People come and people go. That is a truth in any community. It is human nature, I suppose to some extent, for people to get interested in a thing, even convinced about a thing, then lose interest or become unconvinced over time. Maybe we just have a short (and shortening) attention span. Because it is enrollment season, though, and families are deciding whether or not their children ought to attend Trinitas next year, I am spending a few weeks focusing on some of the top reasons people give for losing interest in and leaving Trinitas. This is the third of four such installments, and I hope you find it helpful if you are trying to make an enrollment decision.
Last week, we shared ten practical tips for achieving enduring success and experiencing the wonderful fruit of classical Christian education at Trinitas, This week, we have ten MORE practical tips we've assembled from our teachers which we hope will benefit your family.
There is a great scene in Margery Williams’s 1922 children’s story The Velveteen Rabbit. The titular character begins questioning the old “Skin Horse” about the process of transforming from a mere toy into something more real. As the Horse explains:
“It’s a thing that happens to you. When a child loves you for a long, long time, not just to play with, but REALLY loves you, then you become Real."
“Does it hurt?” asked the Rabbit.
“Sometimes,” said the Skin Horse, for he was always truthful. “When you are Real you don’t mind being hurt.”
“Does it happen all at once, like being wound up,” he asked, “or bit by bit?”
“It doesn’t happen all at once,” said the Skin Horse. “You become. It takes a long time. That’s why it doesn’t often happen to people who break easily or have sharp edges, or who have to be carefully kept. Generally, by the time you are Real, most of your hair has been loved off and your eyes drop out and you get loose in the joints and very shabby. But these things don’t matter at all, because once you are Real you can’t be ugly, except to people who don’t understand.”

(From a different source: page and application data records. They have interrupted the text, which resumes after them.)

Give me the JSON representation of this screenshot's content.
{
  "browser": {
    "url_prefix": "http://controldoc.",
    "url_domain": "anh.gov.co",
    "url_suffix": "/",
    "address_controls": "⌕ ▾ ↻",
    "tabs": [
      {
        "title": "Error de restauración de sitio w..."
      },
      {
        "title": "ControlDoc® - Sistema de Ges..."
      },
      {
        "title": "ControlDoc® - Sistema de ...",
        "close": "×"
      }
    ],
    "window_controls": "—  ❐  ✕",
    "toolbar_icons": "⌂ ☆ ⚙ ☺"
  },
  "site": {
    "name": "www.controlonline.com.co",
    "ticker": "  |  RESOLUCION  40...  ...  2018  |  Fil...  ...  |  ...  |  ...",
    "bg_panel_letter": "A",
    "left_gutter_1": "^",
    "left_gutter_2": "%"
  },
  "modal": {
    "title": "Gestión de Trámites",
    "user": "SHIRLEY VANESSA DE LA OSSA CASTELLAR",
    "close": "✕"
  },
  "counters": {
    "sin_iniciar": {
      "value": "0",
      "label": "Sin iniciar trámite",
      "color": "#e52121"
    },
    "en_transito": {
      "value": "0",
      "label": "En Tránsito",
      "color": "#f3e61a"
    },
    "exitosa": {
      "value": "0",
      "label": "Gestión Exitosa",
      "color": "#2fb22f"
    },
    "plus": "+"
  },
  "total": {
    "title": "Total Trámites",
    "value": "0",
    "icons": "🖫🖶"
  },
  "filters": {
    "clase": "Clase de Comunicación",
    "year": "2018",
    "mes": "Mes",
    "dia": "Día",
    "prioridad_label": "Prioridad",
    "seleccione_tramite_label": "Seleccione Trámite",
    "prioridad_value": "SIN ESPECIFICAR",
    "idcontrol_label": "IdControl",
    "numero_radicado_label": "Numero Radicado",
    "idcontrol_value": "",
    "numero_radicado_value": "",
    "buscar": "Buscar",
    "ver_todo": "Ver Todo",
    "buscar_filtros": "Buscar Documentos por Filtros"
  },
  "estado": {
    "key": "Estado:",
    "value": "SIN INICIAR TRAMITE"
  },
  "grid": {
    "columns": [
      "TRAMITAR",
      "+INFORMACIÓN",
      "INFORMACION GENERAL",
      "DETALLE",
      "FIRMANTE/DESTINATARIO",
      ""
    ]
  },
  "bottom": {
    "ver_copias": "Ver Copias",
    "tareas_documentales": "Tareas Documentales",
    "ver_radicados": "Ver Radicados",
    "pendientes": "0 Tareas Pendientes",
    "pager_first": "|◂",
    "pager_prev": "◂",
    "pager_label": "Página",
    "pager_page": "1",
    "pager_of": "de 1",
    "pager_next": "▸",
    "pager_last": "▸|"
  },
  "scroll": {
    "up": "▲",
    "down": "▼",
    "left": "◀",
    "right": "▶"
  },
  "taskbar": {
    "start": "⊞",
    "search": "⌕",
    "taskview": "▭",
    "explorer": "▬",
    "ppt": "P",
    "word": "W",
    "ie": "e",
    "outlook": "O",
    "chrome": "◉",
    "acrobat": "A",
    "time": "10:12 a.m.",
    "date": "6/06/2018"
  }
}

I always think of this conversation when I asked my opinion on writing in books.
Have you ever tried to quote someone, but ended up having to spend more time explaining how you’re probably getting it wrong from the outset? Has a conversation ever provoked a memory for you of something you once heard, and you’re certain it is relevant to the moment, but for the life of you, the words will simply not come when called? Such gaps in memory are a normal part of the everyday experience for most of us. And in the heat of the moment, we’re often tempted to turn to the nearest search engine, sometimes a bit chastened by having to rely on such an outside source. And it is this last part that might make you wonder, “what did people do before Google?”

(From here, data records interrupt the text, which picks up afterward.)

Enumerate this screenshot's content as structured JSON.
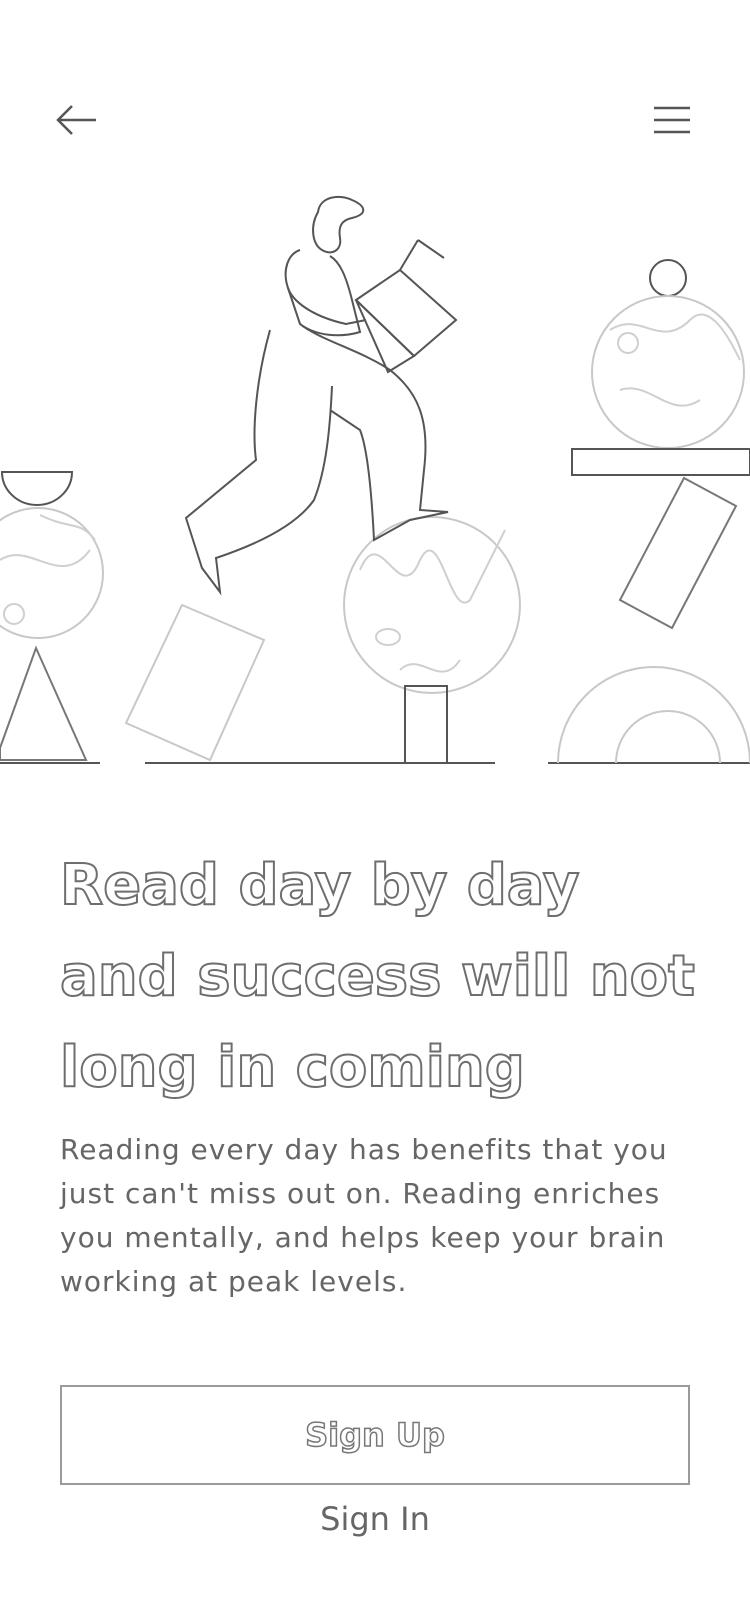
{
  "nav": {
    "back_icon": "arrow-left-icon",
    "menu_icon": "hamburger-menu-icon"
  },
  "hero": {
    "illustration": "person-balancing-shapes-illustration"
  },
  "content": {
    "headline": "Read day by day and success will not long in coming",
    "description": "Reading every day has benefits that you just can't miss out on. Reading enriches you mentally, and helps keep your brain working at peak levels."
  },
  "actions": {
    "signup_label": "Sign Up",
    "signin_label": "Sign In"
  },
  "colors": {
    "stroke": "#555555",
    "light_stroke": "#bdbdbd",
    "background": "#ffffff"
  }
}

We should read broadly. People love diversity, and that's good--so I suggest getting books from a wide diversity of authors. Often when people say, “I read diverse authors,” they meet sometimes mean “I read multi-colored authors.” That's not what I mean. I mean that you should read ideologically diverse authors. For example, take Voddie Baucham. He requires his children to read Mein Kampf, Origin of Species, Malcolm X, Langston Hughes, The Chronicles of Narnia, The Lord of the Rings, and Greek mythology. He's not afraid to do that. He himself spends nearly as much time reading books with which he disagrees as those which affirm his positions, and he is able to identify with and profit from both.
The topic of discussion for Parent Traditio this evening will be “Raising Readers: Cultivating a Love of Literature in the Home.” One facet of this conversation will be the importance of good literature in the forming of a child’s moral imagination. To illustrate this point, consider the scene from C.S. Lewis’s The Silver Chair (from the Chronicles of Narnia), where one of my favorite Narnian characters – a marshwiggle – bolding declares his commitment to the truth.

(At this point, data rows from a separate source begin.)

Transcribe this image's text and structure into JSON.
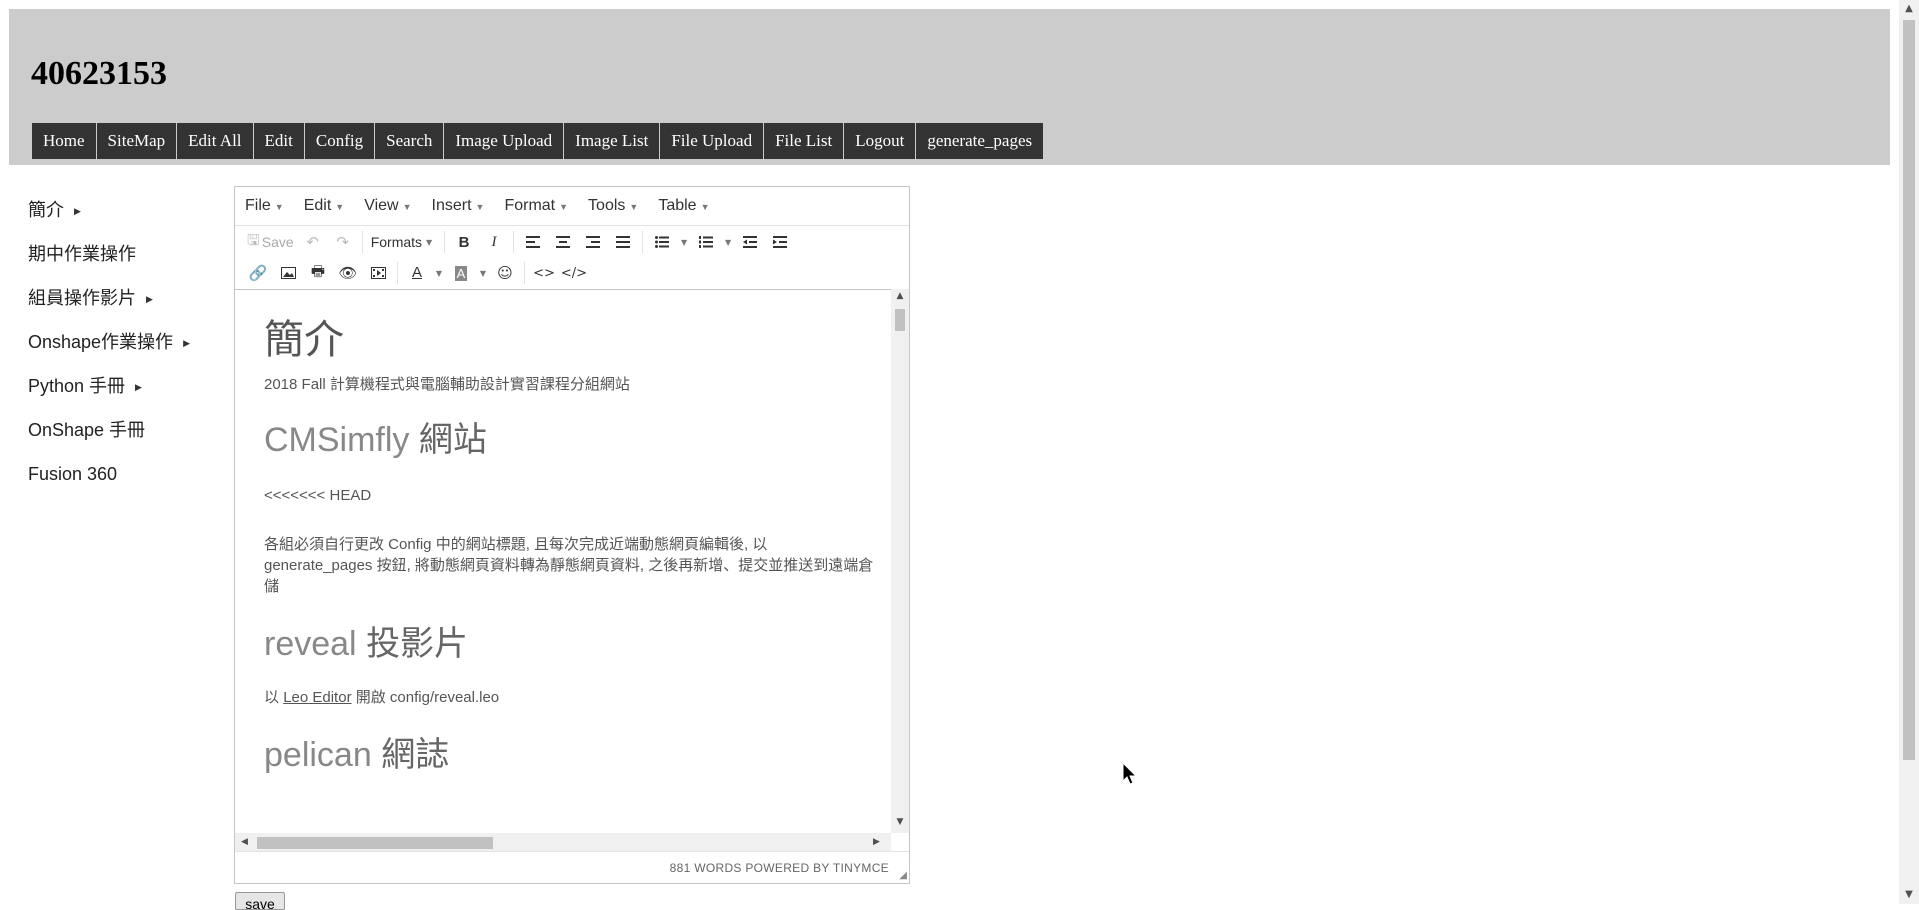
{
  "site": {
    "title": "40623153"
  },
  "nav": [
    "Home",
    "SiteMap",
    "Edit All",
    "Edit",
    "Config",
    "Search",
    "Image Upload",
    "Image List",
    "File Upload",
    "File List",
    "Logout",
    "generate_pages"
  ],
  "menu": [
    {
      "label": "簡介",
      "submenu": true
    },
    {
      "label": "期中作業操作",
      "submenu": false
    },
    {
      "label": "組員操作影片",
      "submenu": true
    },
    {
      "label": "Onshape作業操作",
      "submenu": true
    },
    {
      "label": "Python 手冊",
      "submenu": true
    },
    {
      "label": "OnShape 手冊",
      "submenu": false
    },
    {
      "label": "Fusion 360",
      "submenu": false
    }
  ],
  "editor": {
    "menubar": [
      "File",
      "Edit",
      "View",
      "Insert",
      "Format",
      "Tools",
      "Table"
    ],
    "save_label": "Save",
    "formats_label": "Formats",
    "content": {
      "h1": "簡介",
      "p1": "2018 Fall 計算機程式與電腦輔助設計實習課程分組網站",
      "h2a_latin": "CMSimfly",
      "h2a_cjk": "網站",
      "p2": "<<<<<<< HEAD",
      "p3": "各組必須自行更改 Config 中的網站標題, 且每次完成近端動態網頁編輯後, 以 generate_pages 按鈕, 將動態網頁資料轉為靜態網頁資料, 之後再新增、提交並推送到遠端倉儲",
      "h2b_latin": "reveal",
      "h2b_cjk": "投影片",
      "p4_pre": "以",
      "p4_link": "Leo Editor",
      "p4_post": "開啟 config/reveal.leo",
      "h2c_latin": "pelican",
      "h2c_cjk": "網誌"
    },
    "status": "881 WORDS POWERED BY TINYMCE"
  },
  "save_button": "save"
}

The pursuit of wisdom consists of basic things: reading boni libris, competing with a charitable heart on the field, turning in commonplace books, parsing Latin and Greek, working out complex Calculus problems, reciting poetry, memorizing Scripture, crafting essays, exercising your vocal cords in choir, and submitting your best art (even if you don’t think you’re much of an artist). Well, maybe it is better to say that these are the concrete ways you will pursue those lofty aims advocated by Aristotle, namely phronesis and techne. Both of them are arts aimed at the cultivation of the soul, phronesis meaning moral virtue, and techne meaning skilled virtue. Morals and skills. Or to use Paul’s language, “by the mercies of God, that you present your bodies a living sacrifice, holy, acceptable to God, which is your reasonable service. And do not be conformed to this world, but be transformed by the renewing of your mind, that you may prove what is that good and acceptable and perfect will of God” (Romans 12:1-2).
At other times we have written here about the importance of the home, church, and school being in agreement, and it is a message that bears repeating. Those three entities have the most influence over a child’s formation. If the home, church, and school have different messages about who God is or who His people are or how they are called to live, a child’s mind will be divided on issues that are foundational to her existence. For a child to flourish spiritually and emotionally, hearing a consistent message from home, church, and school is necessary. By that same standard, a classical education cannot take root and flourish in the life of a child if it isn’t being supported at home.